I have a few hours to come up with the answer. We spend the early morning driving through Joshua Tree National Park. I'll let someone else describe in detail all the alienness and wonder of this place. For me it is enough that the Joshua Trees, which are tall and branched and twisty—but not really trees at all—are the dominant life form in this one desert stretch, and so no other place on earth is like it. The rock formations by themselves are worth seeing, and climbing on, and falling off of (as Micah demonstrates), as are the birds (worth seeing). We see Ladder-Backed Woodpeckers, the western subspecies of Loggerhead Shrikes, and Black-Throated Sparrows.
On the highway to LA, we talk about our favorite parts of the trip. I say I liked eating boudin and crawfish etouffe in New Orleans, and hanging out with Frenchy in Austin. I liked the cranes, the flock of White Pelicans we saw in Louisiana, the Loggerhead Shrike. I liked seeing the waterless places, and the caverns. But who am I fooling? I liked it all. "What was your favorite thing?"

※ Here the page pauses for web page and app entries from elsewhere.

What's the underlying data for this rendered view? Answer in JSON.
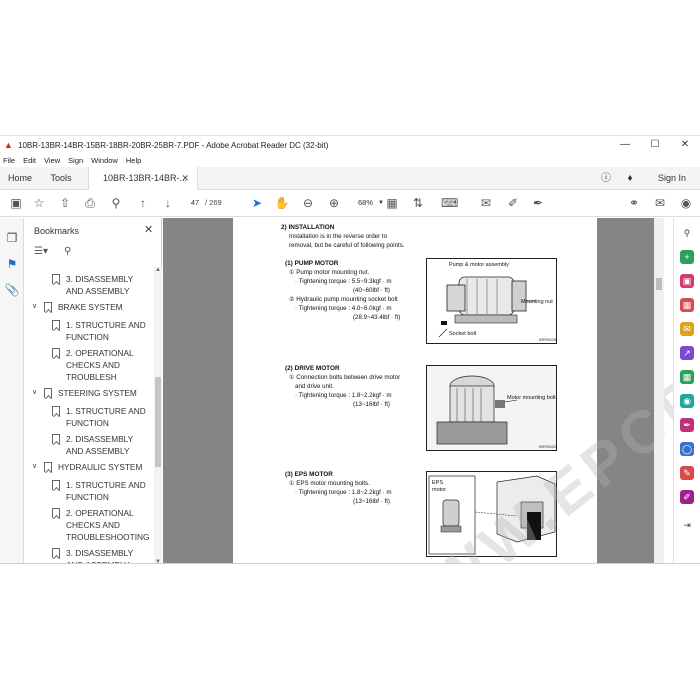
{
  "window": {
    "title": "10BR-13BR-14BR-15BR-18BR-20BR-25BR-7.PDF - Adobe Acrobat Reader DC (32-bit)",
    "menu": [
      "File",
      "Edit",
      "View",
      "Sign",
      "Window",
      "Help"
    ]
  },
  "tabs": {
    "home": "Home",
    "tools": "Tools",
    "doc": "10BR-13BR-14BR-...",
    "sign_in": "Sign In"
  },
  "toolbar": {
    "page_current": "47",
    "page_total": "/  269",
    "zoom": "68%"
  },
  "bookmarks": {
    "title": "Bookmarks",
    "items": [
      {
        "label_lines": [
          "3. DISASSEMBLY",
          "AND ASSEMBLY"
        ],
        "level": 2
      },
      {
        "label_lines": [
          "BRAKE SYSTEM"
        ],
        "level": 1
      },
      {
        "label_lines": [
          "1. STRUCTURE AND",
          "FUNCTION"
        ],
        "level": 2
      },
      {
        "label_lines": [
          "2. OPERATIONAL",
          "CHECKS AND",
          "TROUBLESH"
        ],
        "level": 2
      },
      {
        "label_lines": [
          "STEERING SYSTEM"
        ],
        "level": 1
      },
      {
        "label_lines": [
          "1. STRUCTURE AND",
          "FUNCTION"
        ],
        "level": 2
      },
      {
        "label_lines": [
          "2. DISASSEMBLY",
          "AND ASSEMBLY"
        ],
        "level": 2
      },
      {
        "label_lines": [
          "HYDRAULIC SYSTEM"
        ],
        "level": 1
      },
      {
        "label_lines": [
          "1. STRUCTURE AND",
          "FUNCTION"
        ],
        "level": 2
      },
      {
        "label_lines": [
          "2. OPERATIONAL",
          "CHECKS AND",
          "TROUBLESHOOTING"
        ],
        "level": 2
      },
      {
        "label_lines": [
          "3. DISASSEMBLY",
          "AND ASSEMBLY"
        ],
        "level": 2
      }
    ]
  },
  "document": {
    "installation_head": "2) INSTALLATION",
    "installation_line1": "Installation is in the reverse order to",
    "installation_line2": "removal, but be careful of following points.",
    "pump": {
      "head": "(1) PUMP MOTOR",
      "l1": "① Pump motor mounting nut.",
      "l2": "· Tightening torque : 5.5~9.3kgf · m",
      "l3": "(40~60lbf · ft)",
      "l4": "② Hydraulic pump mounting socket bolt",
      "l5": "· Tightening torque : 4.0~6.0kgf · m",
      "l6": "(28.9~43.4lbf · ft)",
      "fig_title": "Pump & motor assembly",
      "fig_nut": "Mounting nut",
      "fig_bolt": "Socket bolt",
      "fig_code": "BRP8026"
    },
    "drive": {
      "head": "(2) DRIVE MOTOR",
      "l1": "① Connection bolts between drive motor",
      "l2": "and drive unit.",
      "l3": "· Tightening torque : 1.8~2.2kgf · m",
      "l4": "(13~16lbf · ft)",
      "fig_bolt": "Motor mounting bolt",
      "fig_code": "BRP8022"
    },
    "eps": {
      "head": "(3) EPS MOTOR",
      "l1": "① EPS motor mounting bolts.",
      "l2": "· Tightening torque : 1.8~2.2kgf · m",
      "l3": "(13~16lbf · ft)",
      "fig_label1": "EPS",
      "fig_label2": "motor"
    },
    "watermark": "WWW.EPCDEPT.COM"
  }
}
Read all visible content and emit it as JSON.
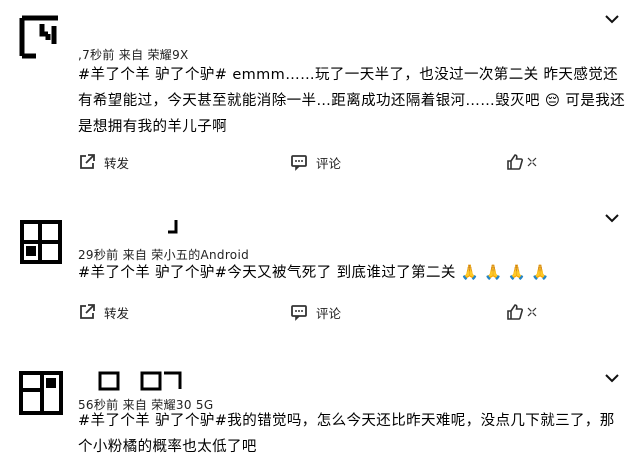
{
  "posts": [
    {
      "meta": ",7秒前 来自 荣耀9X",
      "content": "#羊了个羊 驴了个驴# emmm……玩了一天半了，也没过一次第二关 昨天感觉还有希望能过，今天甚至就能消除一半…距离成功还隔着银河……毁灭吧 😔 可是我还是想拥有我的羊儿子啊",
      "actions": {
        "share": "转发",
        "comment": "评论",
        "like": ""
      }
    },
    {
      "meta": "29秒前 来自 荣小五的Android",
      "content": "#羊了个羊 驴了个驴#今天又被气死了 到底谁过了第二关 🙏 🙏 🙏 🙏",
      "actions": {
        "share": "转发",
        "comment": "评论",
        "like": ""
      }
    },
    {
      "meta": "56秒前 来自 荣耀30 5G",
      "content": "#羊了个羊 驴了个驴#我的错觉吗，怎么今天还比昨天难呢，没点几下就三了，那个小粉橘的概率也太低了吧",
      "actions": null
    }
  ],
  "colors": {
    "text": "#000000",
    "meta": "#222222",
    "icon": "#333333"
  }
}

"I liked the things that went wrong," Micah says. "You know me. When stuff goes right, it's boring."
I know vacation is finally over when I have to drop Micah off with his grandparents in Los Angeles. This part is hard for me. Constantly moving around gives me a certain kind of freedom, but it also means that I am in a perpetual state of saying goodbye to people. Kidnapping might be an option here, but only if I want to end my vacations like Micah does. We disentangle his belongings from mine. "If you find anything more of my stuff," Micah says, "burn it and laugh."
I continue on up the California coastline for some hours. The full moon floats up over the cliffs, lighting the ocean to the left of me in choppy sparkles. I turn a corner, and the moon dips behind the mountains. Another corner, and the moon appears in an unexpected part of the sky.
The water jug in the passenger seat says nothing. It cannot read maps. It does not make screwy facial expressions with its restive nostrils. It does not tell me jokes about clowns and cannibals. I feel as though I got a puppy for Christmas and then had to give it back a week later.
I stop for the night, somewhere.
I think about sending Micah an email with subject line: "Wanted: Navigator" that reads, "I am lost without you." But although I do not know where I am any better than I might hit my location on a map of California with a dart while blindfolded, it is only in the most literal sense that I don't know where I am. I make up a map like the one Micah pulled out when we were stranded in Texas without gas, and get on with mentally preparing for whatever the future holds for me.
Maybe it's a dog.
Music: Long Gone Lonesome Blues, Hank Williams Sr.